However, blockchains also vary in nature based on their intended purpose and industry. Some are public, while others are private. They can also be open or closed-sourced.
Let’s give you an example: Bitcoin strives to be digital cash, whereas Ethereum allows developers to build peer-to-peer applications that don’t require intermediaries and operate on top of its blockchain, much like the internet. Their use cases are very different. Therefore, you can’t undertake a Bitcoin transaction on the Ethereum blockchain, as these different blockchains do not interact with one another. It would be like trying to pay for dinner in the US with British currency. The restaurant won’t be too impressed and will expect you to exchange your currency for settling the bill.
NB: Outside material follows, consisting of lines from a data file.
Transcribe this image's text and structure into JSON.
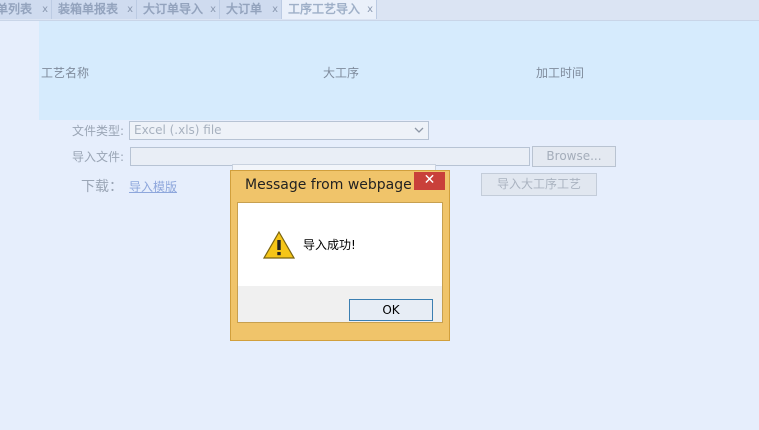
{
  "tabs": [
    {
      "label": "单列表",
      "close": "x"
    },
    {
      "label": "装箱单报表",
      "close": "x"
    },
    {
      "label": "大订单导入",
      "close": "x"
    },
    {
      "label": "大订单",
      "close": "x"
    },
    {
      "label": "工序工艺导入",
      "close": "x",
      "active": true
    }
  ],
  "grid": {
    "columns": [
      "工艺名称",
      "大工序",
      "加工时间"
    ]
  },
  "form": {
    "file_type_label": "文件类型:",
    "file_type_value": "Excel (.xls) file",
    "import_file_label": "导入文件:",
    "browse_label": "Browse...",
    "download_label": "下载：",
    "template_link": "导入模版",
    "import_button": "导入大工序工艺"
  },
  "dialog": {
    "title": "Message from webpage",
    "close_glyph": "✕",
    "message": "导入成功!",
    "ok_label": "OK",
    "icon": "warning-icon"
  },
  "colors": {
    "dialog_frame": "#f0c46a",
    "close_button": "#c9403a",
    "grid_header": "#d6ebfd",
    "page_background": "#e6eefc"
  }
}
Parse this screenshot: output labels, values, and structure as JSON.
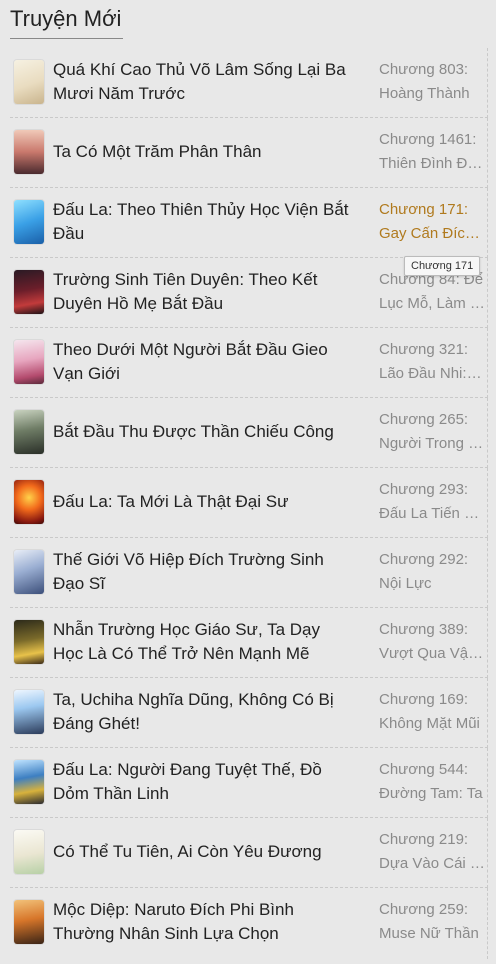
{
  "header": {
    "title": "Truyện Mới"
  },
  "tooltip": "Chương 171",
  "stories": [
    {
      "title": "Quá Khí Cao Thủ Võ Lâm Sống Lại Ba Mươi Năm Trước",
      "chapter_num": "Chương 803:",
      "chapter_name": "Hoàng Thành"
    },
    {
      "title": "Ta Có Một Trăm Phân Thân",
      "chapter_num": "Chương 1461:",
      "chapter_name": "Thiên Đình Đại Chiến"
    },
    {
      "title": "Đấu La: Theo Thiên Thủy Học Viện Bắt Đầu",
      "chapter_num": "Chương 171:",
      "chapter_name": "Gay Cấn Đích Chiến Đấu"
    },
    {
      "title": "Trường Sinh Tiên Duyên: Theo Kết Duyên Hồ Mẹ Bắt Đầu",
      "chapter_num": "Chương 84: Để",
      "chapter_name": "Lục Mỗ, Làm Gì"
    },
    {
      "title": "Theo Dưới Một Người Bắt Đầu Gieo Vạn Giới",
      "chapter_num": "Chương 321:",
      "chapter_name": "Lão Đầu Nhi: Ta"
    },
    {
      "title": "Bắt Đầu Thu Được Thần Chiếu Công",
      "chapter_num": "Chương 265:",
      "chapter_name": "Người Trong Giang Hồ"
    },
    {
      "title": "Đấu La: Ta Mới Là Thật Đại Sư",
      "chapter_num": "Chương 293:",
      "chapter_name": "Đấu La Tiến Hóa"
    },
    {
      "title": "Thế Giới Võ Hiệp Đích Trường Sinh Đạo Sĩ",
      "chapter_num": "Chương 292:",
      "chapter_name": "Nội Lực"
    },
    {
      "title": "Nhẫn Trường Học Giáo Sư, Ta Dạy Học Là Có Thể Trở Nên Mạnh Mẽ",
      "chapter_num": "Chương 389:",
      "chapter_name": "Vượt Qua Vận Mệnh"
    },
    {
      "title": "Ta, Uchiha Nghĩa Dũng, Không Có Bị Đáng Ghét!",
      "chapter_num": "Chương 169:",
      "chapter_name": "Không Mặt Mũi"
    },
    {
      "title": "Đấu La: Người Đang Tuyệt Thế, Đồ Dỏm Thần Linh",
      "chapter_num": "Chương 544:",
      "chapter_name": "Đường Tam: Ta"
    },
    {
      "title": "Có Thể Tu Tiên, Ai Còn Yêu Đương",
      "chapter_num": "Chương 219:",
      "chapter_name": "Dựa Vào Cái Gì"
    },
    {
      "title": "Mộc Diệp: Naruto Đích Phi Bình Thường Nhân Sinh Lựa Chọn",
      "chapter_num": "Chương 259:",
      "chapter_name": "Muse Nữ Thần"
    }
  ],
  "colors": {
    "background": "#e8e8e8",
    "title_text": "#222222",
    "chapter_text": "#8a8a8a",
    "chapter_highlight": "#b07a1e"
  }
}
Governments Will Kill Bitcoin with Regulation
The truth is regulation could help increase the adoption of Bitcoin. The world remains divided about Bitcoin and cryptocurrencies’ classification. The implications of decentralisation spark many debates globally on how it could and should be regulated by governments.
It’s true that in Nigeria, India, Russia, and Belarus, Bitcoin is getting the cold shoulder from the government. Recent bans in India and Nigeria may have fuelled mistrust in their respective governments but have not deterred the rest of the world from continuing to trade.
In the U.S., Canada, and most of the West, the situation is very different. For instance, the top U.S. securities regulator now teaches a course on cryptocurrencies at MIT. So, we can see direct governmental support emerging for the crypto industry.
It’s essential to view the regulation of cryptocurrencies not as a death knell but as a necessary step in the industry’s development. Throughout history (the prohibition era in America), we have seen that attempting to ban something tends to increase black market activity for it and piques public interest even more. We’ve also observed that a complete lack of regulation can be equally problematic.
There are other myths to bust in the crypto space as the rumour mill continues to turn, but we hope we have debunked the most common misconceptions about digital currencies for you. Our aim: To bring to light that digital currencies don’t serve mainly for illegal operation; digital assets do indeed hold intrinsic value; regulation could be positive for Bitcoin adoption; blockchain technology is secure; and each cryptocurrency has its own blockchain.